Sriep Gozo Process

But the trip also coincided with the arrest of Yorgen Fenech, so I could forget all about isolation and silence, in the broadest sense of the word. How could I resist checking my phone when the political status quo of the island was being dismantled right before our eyes? Not least when the project itself hardly offered a neat cutoff point: my research dealt with political violence and corruption in 1980s Malta, and if anything was to be salvaged from the distraction it was that the resonances between then and now ensured that our film will be laced with an enduring, if unfortunate, relevance.

With the fallout came the protests, and an unprecedented political crisis culminating in the resignation of then prime minister Joseph Muscat and the election of Robert Abela in his stead, with a reshuffled cabinet following suit. As alluded to above, ‘continuity’ was the watchword, and Abela — to the cynical chuckles of many — quickly declared that ‘normality’ has been restored to the island.

The onset of the global covid-19 pandemic makes short work of precisely that kind of rhetoric. We have seen how it’s served to symbolically unseat the likes of Donald Trump, whose bluff and bluster collapses ‘like a flan in a cupboard’ when faced with a threat both invisible and undeniable. Though I would caution against declaring that ‘the Trump presidency is over‘ so categorically — the orange oaf has survived a record amount of scandals — watching him scramble for some political purchase while playing the same old xenophobic tunes is just farcical at this point.

But it’s not just limited to politicians.

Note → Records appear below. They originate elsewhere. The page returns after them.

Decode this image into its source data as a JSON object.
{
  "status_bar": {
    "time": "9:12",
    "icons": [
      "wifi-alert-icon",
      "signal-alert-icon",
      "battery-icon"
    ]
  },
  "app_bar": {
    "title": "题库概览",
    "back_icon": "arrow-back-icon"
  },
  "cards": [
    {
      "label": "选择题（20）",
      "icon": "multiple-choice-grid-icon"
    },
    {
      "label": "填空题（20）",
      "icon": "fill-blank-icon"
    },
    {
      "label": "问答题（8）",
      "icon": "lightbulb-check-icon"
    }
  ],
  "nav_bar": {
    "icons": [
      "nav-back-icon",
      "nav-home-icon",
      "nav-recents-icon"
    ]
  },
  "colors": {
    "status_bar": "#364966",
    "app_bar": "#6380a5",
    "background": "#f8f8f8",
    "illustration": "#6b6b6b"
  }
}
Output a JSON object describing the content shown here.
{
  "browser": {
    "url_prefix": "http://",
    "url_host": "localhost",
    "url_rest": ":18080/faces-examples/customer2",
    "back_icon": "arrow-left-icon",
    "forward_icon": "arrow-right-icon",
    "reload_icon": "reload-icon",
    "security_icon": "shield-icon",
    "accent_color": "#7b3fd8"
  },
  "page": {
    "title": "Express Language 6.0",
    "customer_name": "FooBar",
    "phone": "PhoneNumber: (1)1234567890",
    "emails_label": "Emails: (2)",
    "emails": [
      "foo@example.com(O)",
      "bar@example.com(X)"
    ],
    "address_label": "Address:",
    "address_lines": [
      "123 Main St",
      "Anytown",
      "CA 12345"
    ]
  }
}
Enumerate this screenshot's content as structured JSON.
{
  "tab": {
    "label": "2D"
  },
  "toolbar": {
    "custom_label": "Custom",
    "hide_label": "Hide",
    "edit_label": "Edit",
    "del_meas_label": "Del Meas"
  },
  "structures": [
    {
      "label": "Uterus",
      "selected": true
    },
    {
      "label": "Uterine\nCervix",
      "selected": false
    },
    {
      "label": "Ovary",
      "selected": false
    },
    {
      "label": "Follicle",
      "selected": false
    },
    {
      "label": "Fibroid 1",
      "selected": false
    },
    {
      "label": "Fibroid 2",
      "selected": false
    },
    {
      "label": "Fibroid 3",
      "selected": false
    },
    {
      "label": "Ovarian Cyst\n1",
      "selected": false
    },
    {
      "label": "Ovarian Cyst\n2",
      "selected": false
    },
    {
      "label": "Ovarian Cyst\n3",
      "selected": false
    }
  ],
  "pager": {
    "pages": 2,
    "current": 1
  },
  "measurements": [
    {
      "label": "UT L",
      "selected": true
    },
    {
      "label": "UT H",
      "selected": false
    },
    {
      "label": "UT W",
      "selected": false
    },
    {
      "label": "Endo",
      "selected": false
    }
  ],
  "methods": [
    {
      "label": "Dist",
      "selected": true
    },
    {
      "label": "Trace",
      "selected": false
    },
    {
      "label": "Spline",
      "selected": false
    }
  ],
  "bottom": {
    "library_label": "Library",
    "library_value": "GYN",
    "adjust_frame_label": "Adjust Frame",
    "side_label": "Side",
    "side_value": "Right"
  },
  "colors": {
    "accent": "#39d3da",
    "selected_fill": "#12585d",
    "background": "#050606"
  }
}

The sight of suddenly quarantined celebrity actors deciding to make use of their newly housebound condition to splice together a group singalong of John Lennon’s Imagine — “Imagine there’s no people” is hardly the thing you want to hear while a murderous pandemic continues to spread on a murderous rampage of the elderly and otherwise vulnerable — also points to the tone-deaf nature of another privileged class.

The cluelessness of the global rich is hardly news — Best Picture winner Parasite all but rendered it into an archetype, and these elites are actually nice — but a pandemic has away of making it all come out like a particularly eye-grabbing Lovecraftian bas relief.

So yes, we’re still very much not getting a break right now: not from the bone-headed stupidity of the global hegemony, not from the callousness and stupidity of those at the top. But we’re joined in this worldwide, and while the imposition to enforce ‘social distancing’ certainly lends fuel to the fire of certain xenophobic tendencies informed by the idea of the infectious and corrupting nature of otherness, we’re also getting to see limits of our status quo.

A status quo within which, as a self-employed freelance writer, I am likely doomed to remain on the fringes of, for better or worse.

(Here’s the bit where ask anyone who’s reading this to consider making use of my services as a journalist, content writer or scriptwriter during these trying times, as existing clients start to bail and any prospective ones suddenly be).

Perhaps some would call the largely worldwide self-quarantine a break of some sorts, though of course it’s not that, not by a long stretch. But it’s certainly a break in the aggressive sense, a rupture of the old routines we’re now scrambling to become accustomed to, with varying degrees of success, and each in their own way.

I’ll try to keep chasing the resonances. Even if they’re not all pleasant ones. Because in times like these, some kind of internal coherence is what we need more than anything else.